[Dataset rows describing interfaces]

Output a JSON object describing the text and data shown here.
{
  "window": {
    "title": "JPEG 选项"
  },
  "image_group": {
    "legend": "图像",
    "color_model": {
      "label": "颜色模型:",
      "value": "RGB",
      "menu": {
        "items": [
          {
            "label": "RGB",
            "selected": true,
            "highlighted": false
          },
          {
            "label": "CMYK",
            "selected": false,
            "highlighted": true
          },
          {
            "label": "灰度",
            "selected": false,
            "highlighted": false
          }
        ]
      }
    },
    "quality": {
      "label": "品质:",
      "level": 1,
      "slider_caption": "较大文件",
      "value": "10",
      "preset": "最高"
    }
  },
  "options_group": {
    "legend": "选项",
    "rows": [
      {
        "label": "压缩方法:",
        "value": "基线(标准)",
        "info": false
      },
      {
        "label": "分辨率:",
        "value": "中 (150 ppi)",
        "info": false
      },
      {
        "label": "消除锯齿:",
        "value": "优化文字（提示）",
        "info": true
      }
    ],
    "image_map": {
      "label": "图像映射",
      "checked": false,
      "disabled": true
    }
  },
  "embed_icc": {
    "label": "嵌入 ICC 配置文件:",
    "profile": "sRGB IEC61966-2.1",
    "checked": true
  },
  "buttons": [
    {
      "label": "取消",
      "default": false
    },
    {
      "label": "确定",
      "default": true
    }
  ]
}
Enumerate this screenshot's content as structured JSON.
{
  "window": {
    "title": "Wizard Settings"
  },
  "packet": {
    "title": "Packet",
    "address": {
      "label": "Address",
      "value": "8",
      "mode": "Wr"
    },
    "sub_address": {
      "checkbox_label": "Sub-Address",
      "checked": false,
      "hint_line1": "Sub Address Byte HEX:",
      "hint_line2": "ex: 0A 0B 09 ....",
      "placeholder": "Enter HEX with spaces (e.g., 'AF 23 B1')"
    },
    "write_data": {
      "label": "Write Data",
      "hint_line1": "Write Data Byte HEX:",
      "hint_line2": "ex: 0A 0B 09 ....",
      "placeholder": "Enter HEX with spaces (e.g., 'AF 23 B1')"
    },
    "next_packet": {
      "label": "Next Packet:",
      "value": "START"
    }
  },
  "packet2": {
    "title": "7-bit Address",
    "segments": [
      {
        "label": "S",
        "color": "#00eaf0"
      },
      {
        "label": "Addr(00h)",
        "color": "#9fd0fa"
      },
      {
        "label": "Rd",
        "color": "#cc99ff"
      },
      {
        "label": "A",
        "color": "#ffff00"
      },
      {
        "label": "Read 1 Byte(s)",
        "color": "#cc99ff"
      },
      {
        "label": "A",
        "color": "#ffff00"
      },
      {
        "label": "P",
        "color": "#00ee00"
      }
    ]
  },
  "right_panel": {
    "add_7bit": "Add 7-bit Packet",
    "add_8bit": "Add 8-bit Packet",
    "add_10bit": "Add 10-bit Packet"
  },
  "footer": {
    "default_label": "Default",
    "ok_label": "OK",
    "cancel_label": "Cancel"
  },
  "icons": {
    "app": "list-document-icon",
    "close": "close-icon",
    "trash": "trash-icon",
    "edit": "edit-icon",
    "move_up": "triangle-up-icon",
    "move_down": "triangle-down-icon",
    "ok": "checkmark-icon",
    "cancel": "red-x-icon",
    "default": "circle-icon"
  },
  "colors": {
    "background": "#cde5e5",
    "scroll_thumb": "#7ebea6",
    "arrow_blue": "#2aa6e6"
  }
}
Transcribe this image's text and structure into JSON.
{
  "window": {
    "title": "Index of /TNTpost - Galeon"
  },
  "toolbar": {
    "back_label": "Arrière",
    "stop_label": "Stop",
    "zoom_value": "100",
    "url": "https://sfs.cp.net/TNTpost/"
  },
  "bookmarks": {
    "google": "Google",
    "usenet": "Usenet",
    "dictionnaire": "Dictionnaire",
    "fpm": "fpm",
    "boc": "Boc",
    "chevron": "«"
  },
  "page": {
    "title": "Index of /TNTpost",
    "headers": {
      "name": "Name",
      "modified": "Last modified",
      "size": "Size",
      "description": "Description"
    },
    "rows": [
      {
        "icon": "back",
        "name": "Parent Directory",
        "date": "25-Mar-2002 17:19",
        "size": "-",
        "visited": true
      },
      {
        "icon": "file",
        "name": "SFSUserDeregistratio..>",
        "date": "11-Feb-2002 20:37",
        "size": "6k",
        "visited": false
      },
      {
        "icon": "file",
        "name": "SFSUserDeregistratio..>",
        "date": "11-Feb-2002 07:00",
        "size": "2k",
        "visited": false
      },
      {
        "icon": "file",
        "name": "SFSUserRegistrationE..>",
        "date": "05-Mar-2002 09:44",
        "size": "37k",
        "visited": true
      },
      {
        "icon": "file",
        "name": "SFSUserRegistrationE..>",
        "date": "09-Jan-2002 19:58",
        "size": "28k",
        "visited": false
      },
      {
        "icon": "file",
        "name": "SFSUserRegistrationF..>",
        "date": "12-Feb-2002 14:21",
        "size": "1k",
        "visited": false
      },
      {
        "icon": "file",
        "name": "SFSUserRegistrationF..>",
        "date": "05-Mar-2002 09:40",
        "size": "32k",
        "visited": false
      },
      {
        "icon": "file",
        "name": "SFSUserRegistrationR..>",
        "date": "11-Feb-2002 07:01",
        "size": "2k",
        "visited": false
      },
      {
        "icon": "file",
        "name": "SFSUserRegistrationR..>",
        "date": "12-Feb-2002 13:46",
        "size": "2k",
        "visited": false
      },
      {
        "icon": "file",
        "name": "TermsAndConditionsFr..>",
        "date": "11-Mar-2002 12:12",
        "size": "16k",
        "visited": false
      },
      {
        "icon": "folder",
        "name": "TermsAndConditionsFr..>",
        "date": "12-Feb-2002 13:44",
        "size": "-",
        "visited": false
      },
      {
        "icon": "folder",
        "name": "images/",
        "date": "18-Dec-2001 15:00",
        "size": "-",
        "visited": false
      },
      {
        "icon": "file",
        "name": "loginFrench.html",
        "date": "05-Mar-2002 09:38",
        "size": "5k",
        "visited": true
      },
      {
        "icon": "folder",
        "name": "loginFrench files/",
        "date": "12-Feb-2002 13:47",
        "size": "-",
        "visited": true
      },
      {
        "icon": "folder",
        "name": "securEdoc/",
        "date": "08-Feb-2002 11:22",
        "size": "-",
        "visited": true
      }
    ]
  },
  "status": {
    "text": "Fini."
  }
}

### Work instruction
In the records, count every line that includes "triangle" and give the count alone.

### Completed exercise
2